Page and application data records
====================

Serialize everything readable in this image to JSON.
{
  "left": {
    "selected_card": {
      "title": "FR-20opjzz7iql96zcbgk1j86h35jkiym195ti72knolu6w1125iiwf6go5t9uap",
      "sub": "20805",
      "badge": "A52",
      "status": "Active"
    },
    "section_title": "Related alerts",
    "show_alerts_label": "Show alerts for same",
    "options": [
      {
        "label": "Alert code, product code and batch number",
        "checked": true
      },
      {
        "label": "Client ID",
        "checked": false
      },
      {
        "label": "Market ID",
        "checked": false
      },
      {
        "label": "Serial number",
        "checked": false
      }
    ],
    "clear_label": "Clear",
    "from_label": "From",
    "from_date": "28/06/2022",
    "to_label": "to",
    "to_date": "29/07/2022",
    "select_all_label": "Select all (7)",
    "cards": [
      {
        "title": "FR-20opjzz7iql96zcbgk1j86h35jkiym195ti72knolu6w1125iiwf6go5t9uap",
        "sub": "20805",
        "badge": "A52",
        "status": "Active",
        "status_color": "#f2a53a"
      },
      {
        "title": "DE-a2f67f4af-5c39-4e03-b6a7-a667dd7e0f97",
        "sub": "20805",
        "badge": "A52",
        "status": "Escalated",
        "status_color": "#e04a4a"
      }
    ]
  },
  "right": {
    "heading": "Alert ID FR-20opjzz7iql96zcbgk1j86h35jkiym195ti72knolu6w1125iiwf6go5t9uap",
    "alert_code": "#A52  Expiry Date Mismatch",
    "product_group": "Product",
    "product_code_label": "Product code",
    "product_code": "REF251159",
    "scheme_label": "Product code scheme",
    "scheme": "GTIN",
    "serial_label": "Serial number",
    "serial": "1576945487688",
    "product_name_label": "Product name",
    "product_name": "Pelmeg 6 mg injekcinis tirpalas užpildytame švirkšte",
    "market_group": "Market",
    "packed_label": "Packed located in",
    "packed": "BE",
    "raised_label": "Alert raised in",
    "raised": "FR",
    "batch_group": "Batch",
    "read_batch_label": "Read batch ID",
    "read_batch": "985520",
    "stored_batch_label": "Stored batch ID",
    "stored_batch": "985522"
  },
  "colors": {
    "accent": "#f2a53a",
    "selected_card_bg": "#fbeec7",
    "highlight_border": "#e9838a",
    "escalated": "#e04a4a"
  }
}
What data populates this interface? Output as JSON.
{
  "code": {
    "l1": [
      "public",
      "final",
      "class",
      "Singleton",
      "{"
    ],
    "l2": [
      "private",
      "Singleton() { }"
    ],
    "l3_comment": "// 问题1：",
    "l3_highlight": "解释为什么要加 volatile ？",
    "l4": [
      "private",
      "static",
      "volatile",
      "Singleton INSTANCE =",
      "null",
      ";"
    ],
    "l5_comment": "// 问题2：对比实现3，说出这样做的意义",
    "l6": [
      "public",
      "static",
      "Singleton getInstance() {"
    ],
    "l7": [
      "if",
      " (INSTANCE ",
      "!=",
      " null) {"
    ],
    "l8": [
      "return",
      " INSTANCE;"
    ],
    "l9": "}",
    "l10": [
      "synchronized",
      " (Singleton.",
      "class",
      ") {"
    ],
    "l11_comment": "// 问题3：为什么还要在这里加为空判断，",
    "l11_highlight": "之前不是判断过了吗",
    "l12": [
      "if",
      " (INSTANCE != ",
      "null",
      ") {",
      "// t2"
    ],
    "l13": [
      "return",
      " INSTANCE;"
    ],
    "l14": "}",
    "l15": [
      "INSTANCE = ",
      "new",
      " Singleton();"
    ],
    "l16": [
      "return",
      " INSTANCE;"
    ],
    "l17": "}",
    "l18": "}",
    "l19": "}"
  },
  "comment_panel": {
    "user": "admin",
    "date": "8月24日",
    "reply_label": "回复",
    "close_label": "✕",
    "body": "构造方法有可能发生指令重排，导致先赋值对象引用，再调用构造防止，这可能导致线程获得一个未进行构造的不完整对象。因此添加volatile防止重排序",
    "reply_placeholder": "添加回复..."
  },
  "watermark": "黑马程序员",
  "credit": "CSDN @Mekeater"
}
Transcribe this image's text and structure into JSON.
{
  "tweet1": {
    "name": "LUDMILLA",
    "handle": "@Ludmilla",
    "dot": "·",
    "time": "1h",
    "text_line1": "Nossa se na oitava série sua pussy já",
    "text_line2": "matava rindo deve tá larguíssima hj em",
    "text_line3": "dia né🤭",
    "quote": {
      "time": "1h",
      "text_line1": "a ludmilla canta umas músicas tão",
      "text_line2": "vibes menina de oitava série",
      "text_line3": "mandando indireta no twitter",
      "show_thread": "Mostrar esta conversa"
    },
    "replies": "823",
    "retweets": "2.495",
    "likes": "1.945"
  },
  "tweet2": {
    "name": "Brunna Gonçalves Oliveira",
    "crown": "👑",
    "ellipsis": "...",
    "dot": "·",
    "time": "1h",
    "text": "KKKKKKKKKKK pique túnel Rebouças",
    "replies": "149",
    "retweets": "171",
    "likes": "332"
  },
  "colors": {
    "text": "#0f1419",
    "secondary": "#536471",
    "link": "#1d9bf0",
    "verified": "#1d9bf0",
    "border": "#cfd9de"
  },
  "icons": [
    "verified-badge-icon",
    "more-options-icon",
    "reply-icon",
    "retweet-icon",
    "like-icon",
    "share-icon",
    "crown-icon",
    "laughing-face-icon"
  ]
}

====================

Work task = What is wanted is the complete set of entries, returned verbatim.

The answer =
Serialize everything readable in this image to JSON.
{
  "left": {
    "selected_card": {
      "title": "FR-20opjzz7iql96zcbgk1j86h35jkiym195ti72knolu6w1125iiwf6go5t9uap",
      "sub": "20805",
      "badge": "A52",
      "status": "Active"
    },
    "section_title": "Related alerts",
    "show_alerts_label": "Show alerts for same",
    "options": [
      {
        "label": "Alert code, product code and batch number",
        "checked": true
      },
      {
        "label": "Client ID",
        "checked": false
      },
      {
        "label": "Market ID",
        "checked": false
      },
      {
        "label": "Serial number",
        "checked": false
      }
    ],
    "clear_label": "Clear",
    "from_label": "From",
    "from_date": "28/06/2022",
    "to_label": "to",
    "to_date": "29/07/2022",
    "select_all_label": "Select all (7)",
    "cards": [
      {
        "title": "FR-20opjzz7iql96zcbgk1j86h35jkiym195ti72knolu6w1125iiwf6go5t9uap",
        "sub": "20805",
        "badge": "A52",
        "status": "Active",
        "status_color": "#f2a53a"
      },
      {
        "title": "DE-a2f67f4af-5c39-4e03-b6a7-a667dd7e0f97",
        "sub": "20805",
        "badge": "A52",
        "status": "Escalated",
        "status_color": "#e04a4a"
      }
    ]
  },
  "right": {
    "heading": "Alert ID FR-20opjzz7iql96zcbgk1j86h35jkiym195ti72knolu6w1125iiwf6go5t9uap",
    "alert_code": "#A52  Expiry Date Mismatch",
    "product_group": "Product",
    "product_code_label": "Product code",
    "product_code": "REF251159",
    "scheme_label": "Product code scheme",
    "scheme": "GTIN",
    "serial_label": "Serial number",
    "serial": "1576945487688",
    "product_name_label": "Product name",
    "product_name": "Pelmeg 6 mg injekcinis tirpalas užpildytame švirkšte",
    "market_group": "Market",
    "packed_label": "Packed located in",
    "packed": "BE",
    "raised_label": "Alert raised in",
    "raised": "FR",
    "batch_group": "Batch",
    "read_batch_label": "Read batch ID",
    "read_batch": "985520",
    "stored_batch_label": "Stored batch ID",
    "stored_batch": "985522"
  },
  "colors": {
    "accent": "#f2a53a",
    "selected_card_bg": "#fbeec7",
    "highlight_border": "#e9838a",
    "escalated": "#e04a4a"
  }
}
What data populates this interface? Output as JSON.
{
  "code": {
    "l1": [
      "public",
      "final",
      "class",
      "Singleton",
      "{"
    ],
    "l2": [
      "private",
      "Singleton() { }"
    ],
    "l3_comment": "// 问题1：",
    "l3_highlight": "解释为什么要加 volatile ？",
    "l4": [
      "private",
      "static",
      "volatile",
      "Singleton INSTANCE =",
      "null",
      ";"
    ],
    "l5_comment": "// 问题2：对比实现3，说出这样做的意义",
    "l6": [
      "public",
      "static",
      "Singleton getInstance() {"
    ],
    "l7": [
      "if",
      " (INSTANCE ",
      "!=",
      " null) {"
    ],
    "l8": [
      "return",
      " INSTANCE;"
    ],
    "l9": "}",
    "l10": [
      "synchronized",
      " (Singleton.",
      "class",
      ") {"
    ],
    "l11_comment": "// 问题3：为什么还要在这里加为空判断，",
    "l11_highlight": "之前不是判断过了吗",
    "l12": [
      "if",
      " (INSTANCE != ",
      "null",
      ") {",
      "// t2"
    ],
    "l13": [
      "return",
      " INSTANCE;"
    ],
    "l14": "}",
    "l15": [
      "INSTANCE = ",
      "new",
      " Singleton();"
    ],
    "l16": [
      "return",
      " INSTANCE;"
    ],
    "l17": "}",
    "l18": "}",
    "l19": "}"
  },
  "comment_panel": {
    "user": "admin",
    "date": "8月24日",
    "reply_label": "回复",
    "close_label": "✕",
    "body": "构造方法有可能发生指令重排，导致先赋值对象引用，再调用构造防止，这可能导致线程获得一个未进行构造的不完整对象。因此添加volatile防止重排序",
    "reply_placeholder": "添加回复..."
  },
  "watermark": "黑马程序员",
  "credit": "CSDN @Mekeater"
}
Transcribe this image's text and structure into JSON.
{
  "tweet1": {
    "name": "LUDMILLA",
    "handle": "@Ludmilla",
    "dot": "·",
    "time": "1h",
    "text_line1": "Nossa se na oitava série sua pussy já",
    "text_line2": "matava rindo deve tá larguíssima hj em",
    "text_line3": "dia né🤭",
    "quote": {
      "time": "1h",
      "text_line1": "a ludmilla canta umas músicas tão",
      "text_line2": "vibes menina de oitava série",
      "text_line3": "mandando indireta no twitter",
      "show_thread": "Mostrar esta conversa"
    },
    "replies": "823",
    "retweets": "2.495",
    "likes": "1.945"
  },
  "tweet2": {
    "name": "Brunna Gonçalves Oliveira",
    "crown": "👑",
    "ellipsis": "...",
    "dot": "·",
    "time": "1h",
    "text": "KKKKKKKKKKK pique túnel Rebouças",
    "replies": "149",
    "retweets": "171",
    "likes": "332"
  },
  "colors": {
    "text": "#0f1419",
    "secondary": "#536471",
    "link": "#1d9bf0",
    "verified": "#1d9bf0",
    "border": "#cfd9de"
  },
  "icons": [
    "verified-badge-icon",
    "more-options-icon",
    "reply-icon",
    "retweet-icon",
    "like-icon",
    "share-icon",
    "crown-icon",
    "laughing-face-icon"
  ]
}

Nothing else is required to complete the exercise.